'You go ahead, I'll catch up with you later,' she said. 'I'm waiting for Kim and my mom.'
He held up his palms. 'Whoa. Three generations of Chaykins - that should be interesting.'
'You've been warned.'
'Duly noted,' Edmondson nodded as he ventured into the crowd. 'I'll catch you later. Don't disappear on me.'
* * *
Outside, the air around the piazza was electric. The cameraman jostled to get into a clean shot as the claps and whoops of delight from the elated crowd drowned out his reporter's efforts at commentating. It got even noisier when the crowd spotted a short, heavy-set man in a brown security guard uniform leave his position and hurry over to the advancing horsemen.
From the corner of his eye, the cameraman could tell something wasn't exactly going according to plan. The guard's purposeful stride and his body language clearly indicated a difference of opinion.
The guard raised his hands in a stopping motion as he reached the horses, blocking their procession. The knights reined in their horses, which snorted and stamped, obviously uncomfortable at being kept stationary on the steps.
An argument seemed to be under way. A one-sided one, the cameraman observed, as the horsemen weren't reacting to the guard's ranting in any discernible way.
And then one of them finally did something.
Slowly, milking the moment for all its theatricality, the knight closest to the guard, a bear of a man, unsheathed his broadsword and raised it high above his head, provoking another barrage of popping flashbulbs and yet more applause.
He held it there, with both hands, still staring straight ahead. Unflinching.
Although he had one eye glued to his viewfinder, the cameraman's other eye was picking up peripheral images and he was suddenly aware of something else happening. Hurriedly, he zoomed in on the guard's face. What was that look? Embarrassment? Consternation?
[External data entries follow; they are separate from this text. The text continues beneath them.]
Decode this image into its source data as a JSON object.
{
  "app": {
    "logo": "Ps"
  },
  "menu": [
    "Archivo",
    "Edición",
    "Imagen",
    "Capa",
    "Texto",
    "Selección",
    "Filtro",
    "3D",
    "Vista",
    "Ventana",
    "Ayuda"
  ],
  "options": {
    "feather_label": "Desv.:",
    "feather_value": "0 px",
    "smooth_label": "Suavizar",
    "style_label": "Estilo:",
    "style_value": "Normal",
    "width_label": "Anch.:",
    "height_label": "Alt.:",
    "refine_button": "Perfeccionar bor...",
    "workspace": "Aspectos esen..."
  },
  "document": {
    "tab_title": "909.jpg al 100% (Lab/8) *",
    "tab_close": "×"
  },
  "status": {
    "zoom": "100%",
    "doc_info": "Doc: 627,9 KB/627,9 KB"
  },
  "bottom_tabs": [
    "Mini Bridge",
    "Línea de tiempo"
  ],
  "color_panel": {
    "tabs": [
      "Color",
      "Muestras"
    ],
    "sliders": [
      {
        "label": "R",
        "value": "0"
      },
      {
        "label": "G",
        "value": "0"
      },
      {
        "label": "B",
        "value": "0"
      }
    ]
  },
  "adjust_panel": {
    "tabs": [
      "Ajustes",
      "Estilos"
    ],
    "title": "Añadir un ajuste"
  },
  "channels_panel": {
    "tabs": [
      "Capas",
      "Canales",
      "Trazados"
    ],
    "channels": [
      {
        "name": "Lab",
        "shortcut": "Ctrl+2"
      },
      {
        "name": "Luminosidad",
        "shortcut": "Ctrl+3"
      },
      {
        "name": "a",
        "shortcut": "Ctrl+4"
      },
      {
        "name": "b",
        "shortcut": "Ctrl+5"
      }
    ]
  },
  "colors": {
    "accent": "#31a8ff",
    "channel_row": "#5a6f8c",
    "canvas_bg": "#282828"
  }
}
Then he realized what it was.
The crowd was now in a frenzy, clapping and cheering wildly. Instinctively, the cameraman zoomed out a touch, broadening his view to take in the horseman.
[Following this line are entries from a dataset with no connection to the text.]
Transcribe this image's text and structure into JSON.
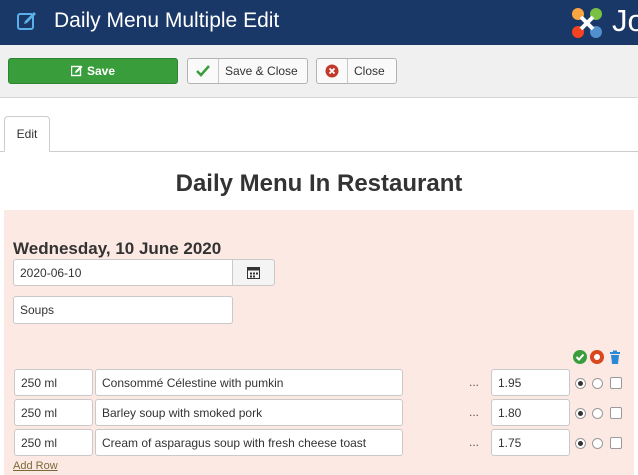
{
  "header": {
    "title": "Daily Menu Multiple Edit",
    "logo_text": "Jo"
  },
  "toolbar": {
    "save_label": "Save",
    "save_close_label": "Save & Close",
    "close_label": "Close"
  },
  "tabs": [
    {
      "label": "Edit"
    }
  ],
  "page": {
    "heading": "Daily Menu In Restaurant"
  },
  "menu": {
    "day_title": "Wednesday, 10 June 2020",
    "date_value": "2020-06-10",
    "category_value": "Soups",
    "rows": [
      {
        "amount": "250 ml",
        "name": "Consommé Célestine with pumkin",
        "dots": "...",
        "price": "1.95"
      },
      {
        "amount": "250 ml",
        "name": "Barley soup with smoked pork",
        "dots": "...",
        "price": "1.80"
      },
      {
        "amount": "250 ml",
        "name": "Cream of asparagus soup with fresh cheese toast",
        "dots": "...",
        "price": "1.75"
      }
    ],
    "add_row_label": "Add Row"
  },
  "icons": {
    "header_icons": [
      "check-circle-icon",
      "no-circle-icon",
      "trash-icon"
    ]
  },
  "colors": {
    "header_bg": "#1a3867",
    "save_green": "#3a9d3c",
    "panel_bg": "#fde9e3"
  }
}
Just then, the knight suddenly brought down his broadsword in a quick, sweeping arc, its blade glittering terrifyingly in the flashing artificial light before striking the guard just below the ear, the power and velocity of the blow great enough for it to shear straight through flesh, gristle and bone.
From the onlookers came a huge collective gasp which turned into penetrating screams of horror that rang through the night. Loudest of all was the shriek of the reporter who clutched at the cameraman's arm, causing his picture to judder before he elbowed her away and kept on shooting.
The guard's head fell forward and began to bounce hideously down the museum's steps, unspooling a splattered, red trail all the way down behind it. And after what seemed like an eternity, his decapitated body slumped sideways, collapsing onto itself while spouting a small geyser of blood.
Screaming teenagers were stumbling and falling in their panic to escape the scene, while others, further back and unaware of exactly what was happening but knowing that something big was taking place, pushed forward. In seconds there was a terrified tangle of bodies, the air ringing with screams and cries of pain and fear.
The other three horses were now stamping their hooves, jinking sideways on the steps. Then one of the knights yelled, 'Go, go, go!'
The executioner spurred his mount forward, charging at the wide-open doorways to the museum. The others bolted and followed close behind.